CAIRO (Reuters) - Three more Egyptians set themselves alight on Friday, apparently inspired by an act of self-immolation in Tunisia that prompted protests that led to the ousting of the president.
An unemployed 35-year-old Egyptian set himself alight and was seriously wounded, security and medical sources said.
Two workers from firms in Egypt's textile sector, an industry from which many factory workers have led the most violent demonstrations against the government in recent years, also poured fuel over themselves and set themselves ablaze.
There were three other cases of self-immolation, although witnesses and sources said they were mainly motivated by psychological reasons rather than political protest.
Analysts say several self-immolation cases or attempted acts in Egypt, now numbering more than a dozen, seem to be driven by broadly similar complaints to those that drove Tunisians to the streets and toppled their president, Zine al-Abidine Ben Ali.
While they say there is no sign yet of momentum building toward a broader uprising that could overwhelm Egypt's vast security apparatus, Tunisia's events have attracted broad attention and vigorous calls on the web for political change.
Self-immolations have also been reported in Algeria and Mauritania.
The unemployed 35-year-old, Salah Saad Mahmoud, moved to Cairo in search of work to save enough money to own a home and marry but has instead been living off small day wages, security sources said.
He set himself on fire in the middle of the street, before being put out by bystanders, the sources added.
Arabs in Egypt and many other regional states complain of many of the same problems that drove Tunisians to protest, such as soaring prices of basic goods, a lack of jobs, poverty and repression by authoritarian governments.
A strike in December 2006 by thousands of spinning factory employees led to concessions on pay and bonuses, encouraging a wave of strikes and other protests across Egypt since.
Protests in Tunisia erupted after the suicide of 26-year-old vegetable trader Mohamed Bouazizi, who set himself on fire on December 17 because police seized his grocery cart.
Egypt's state-backed al-Azhar has warned those considering such an act that suicide, for any reason, is banned in Islam.

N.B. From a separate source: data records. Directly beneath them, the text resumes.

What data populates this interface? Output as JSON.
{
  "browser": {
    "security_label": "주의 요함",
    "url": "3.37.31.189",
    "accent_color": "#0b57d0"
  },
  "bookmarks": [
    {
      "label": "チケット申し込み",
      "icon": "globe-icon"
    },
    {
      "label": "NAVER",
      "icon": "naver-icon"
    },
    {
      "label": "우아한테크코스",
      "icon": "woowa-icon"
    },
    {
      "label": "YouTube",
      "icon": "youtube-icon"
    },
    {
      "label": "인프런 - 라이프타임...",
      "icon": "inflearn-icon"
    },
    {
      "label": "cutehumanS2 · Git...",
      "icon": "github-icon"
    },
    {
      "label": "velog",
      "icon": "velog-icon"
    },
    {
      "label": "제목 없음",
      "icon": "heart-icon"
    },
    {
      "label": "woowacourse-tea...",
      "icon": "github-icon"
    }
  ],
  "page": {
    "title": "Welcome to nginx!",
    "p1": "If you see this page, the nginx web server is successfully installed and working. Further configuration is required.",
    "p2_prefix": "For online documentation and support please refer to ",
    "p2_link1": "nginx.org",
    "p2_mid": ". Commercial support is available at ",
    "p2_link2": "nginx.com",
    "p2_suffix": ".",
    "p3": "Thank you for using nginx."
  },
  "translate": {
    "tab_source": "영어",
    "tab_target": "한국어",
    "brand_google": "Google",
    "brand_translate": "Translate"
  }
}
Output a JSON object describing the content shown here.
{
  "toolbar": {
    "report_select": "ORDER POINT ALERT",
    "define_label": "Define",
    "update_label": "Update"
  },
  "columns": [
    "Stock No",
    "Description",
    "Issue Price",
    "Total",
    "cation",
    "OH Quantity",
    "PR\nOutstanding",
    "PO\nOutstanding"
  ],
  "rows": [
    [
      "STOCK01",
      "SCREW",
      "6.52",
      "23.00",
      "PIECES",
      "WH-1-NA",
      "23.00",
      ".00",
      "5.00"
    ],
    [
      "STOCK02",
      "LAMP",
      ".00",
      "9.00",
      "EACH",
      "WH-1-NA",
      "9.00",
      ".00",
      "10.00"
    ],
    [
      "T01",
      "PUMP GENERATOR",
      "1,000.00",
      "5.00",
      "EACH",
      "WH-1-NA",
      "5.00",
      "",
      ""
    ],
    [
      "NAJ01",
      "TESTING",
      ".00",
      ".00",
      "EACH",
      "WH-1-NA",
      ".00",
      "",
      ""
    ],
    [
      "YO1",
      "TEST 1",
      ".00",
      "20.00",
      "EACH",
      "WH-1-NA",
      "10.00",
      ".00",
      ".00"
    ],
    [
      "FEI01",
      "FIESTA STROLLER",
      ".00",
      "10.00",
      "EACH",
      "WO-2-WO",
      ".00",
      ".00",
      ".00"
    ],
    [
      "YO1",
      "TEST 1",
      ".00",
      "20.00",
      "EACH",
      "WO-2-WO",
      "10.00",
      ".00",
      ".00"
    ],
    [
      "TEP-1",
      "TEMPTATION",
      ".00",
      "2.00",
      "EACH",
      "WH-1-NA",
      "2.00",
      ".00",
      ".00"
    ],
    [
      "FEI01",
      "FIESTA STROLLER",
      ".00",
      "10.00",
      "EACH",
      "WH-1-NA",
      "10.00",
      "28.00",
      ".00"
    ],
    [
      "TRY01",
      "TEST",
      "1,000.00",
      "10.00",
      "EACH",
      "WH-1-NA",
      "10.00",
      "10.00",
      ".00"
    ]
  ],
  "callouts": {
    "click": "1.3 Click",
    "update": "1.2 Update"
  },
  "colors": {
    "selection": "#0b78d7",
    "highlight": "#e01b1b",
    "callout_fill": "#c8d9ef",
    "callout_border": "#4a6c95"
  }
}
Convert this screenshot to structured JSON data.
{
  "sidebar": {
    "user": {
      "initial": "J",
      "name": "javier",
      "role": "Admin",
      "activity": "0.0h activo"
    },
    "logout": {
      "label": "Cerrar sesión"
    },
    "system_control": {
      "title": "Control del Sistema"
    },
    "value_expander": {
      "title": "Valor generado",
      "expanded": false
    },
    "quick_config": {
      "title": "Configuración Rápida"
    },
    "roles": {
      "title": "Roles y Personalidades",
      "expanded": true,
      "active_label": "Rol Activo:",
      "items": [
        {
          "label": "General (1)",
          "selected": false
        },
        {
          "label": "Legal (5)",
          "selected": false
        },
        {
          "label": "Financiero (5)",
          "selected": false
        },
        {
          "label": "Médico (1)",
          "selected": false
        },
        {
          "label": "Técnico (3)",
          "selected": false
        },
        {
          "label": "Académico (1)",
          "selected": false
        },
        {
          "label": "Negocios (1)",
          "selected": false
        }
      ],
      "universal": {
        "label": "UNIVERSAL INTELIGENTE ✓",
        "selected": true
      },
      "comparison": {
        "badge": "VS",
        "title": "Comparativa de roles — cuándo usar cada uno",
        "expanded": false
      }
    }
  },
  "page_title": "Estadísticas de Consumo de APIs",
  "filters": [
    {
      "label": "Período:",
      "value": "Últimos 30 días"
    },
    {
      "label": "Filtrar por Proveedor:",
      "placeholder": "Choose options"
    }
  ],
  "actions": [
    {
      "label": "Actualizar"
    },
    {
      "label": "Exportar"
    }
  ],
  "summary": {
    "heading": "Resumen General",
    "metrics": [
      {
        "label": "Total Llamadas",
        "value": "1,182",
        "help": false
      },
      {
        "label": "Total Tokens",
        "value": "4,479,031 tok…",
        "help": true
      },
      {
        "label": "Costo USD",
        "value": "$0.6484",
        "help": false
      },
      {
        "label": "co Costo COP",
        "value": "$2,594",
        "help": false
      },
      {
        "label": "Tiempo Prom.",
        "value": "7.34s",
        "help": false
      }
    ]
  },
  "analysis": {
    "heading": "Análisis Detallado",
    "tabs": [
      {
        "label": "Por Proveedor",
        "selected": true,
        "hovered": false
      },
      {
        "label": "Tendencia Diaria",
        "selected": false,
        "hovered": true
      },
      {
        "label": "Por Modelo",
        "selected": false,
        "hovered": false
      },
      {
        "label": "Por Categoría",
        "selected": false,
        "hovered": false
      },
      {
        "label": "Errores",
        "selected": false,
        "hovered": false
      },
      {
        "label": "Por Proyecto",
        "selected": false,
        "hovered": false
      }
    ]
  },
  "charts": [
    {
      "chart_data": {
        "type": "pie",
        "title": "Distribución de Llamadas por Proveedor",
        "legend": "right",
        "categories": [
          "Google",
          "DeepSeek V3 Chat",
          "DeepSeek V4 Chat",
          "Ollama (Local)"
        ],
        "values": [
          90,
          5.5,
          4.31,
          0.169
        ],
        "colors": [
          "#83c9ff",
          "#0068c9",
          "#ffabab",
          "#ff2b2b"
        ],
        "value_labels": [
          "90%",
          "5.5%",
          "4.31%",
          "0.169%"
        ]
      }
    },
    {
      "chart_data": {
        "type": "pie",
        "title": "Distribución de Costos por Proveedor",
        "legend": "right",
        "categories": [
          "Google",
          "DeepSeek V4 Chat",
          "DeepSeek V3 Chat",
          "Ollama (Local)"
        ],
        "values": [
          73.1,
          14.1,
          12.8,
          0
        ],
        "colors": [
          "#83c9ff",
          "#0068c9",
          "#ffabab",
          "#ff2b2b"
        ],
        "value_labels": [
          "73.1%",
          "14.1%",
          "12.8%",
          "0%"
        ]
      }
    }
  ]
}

Mosques around the country gave Friday prayer sermons on Islam's ban of suicide.
Egyptian officials have sought to play down the possibility of Tunisia's uprising spreading.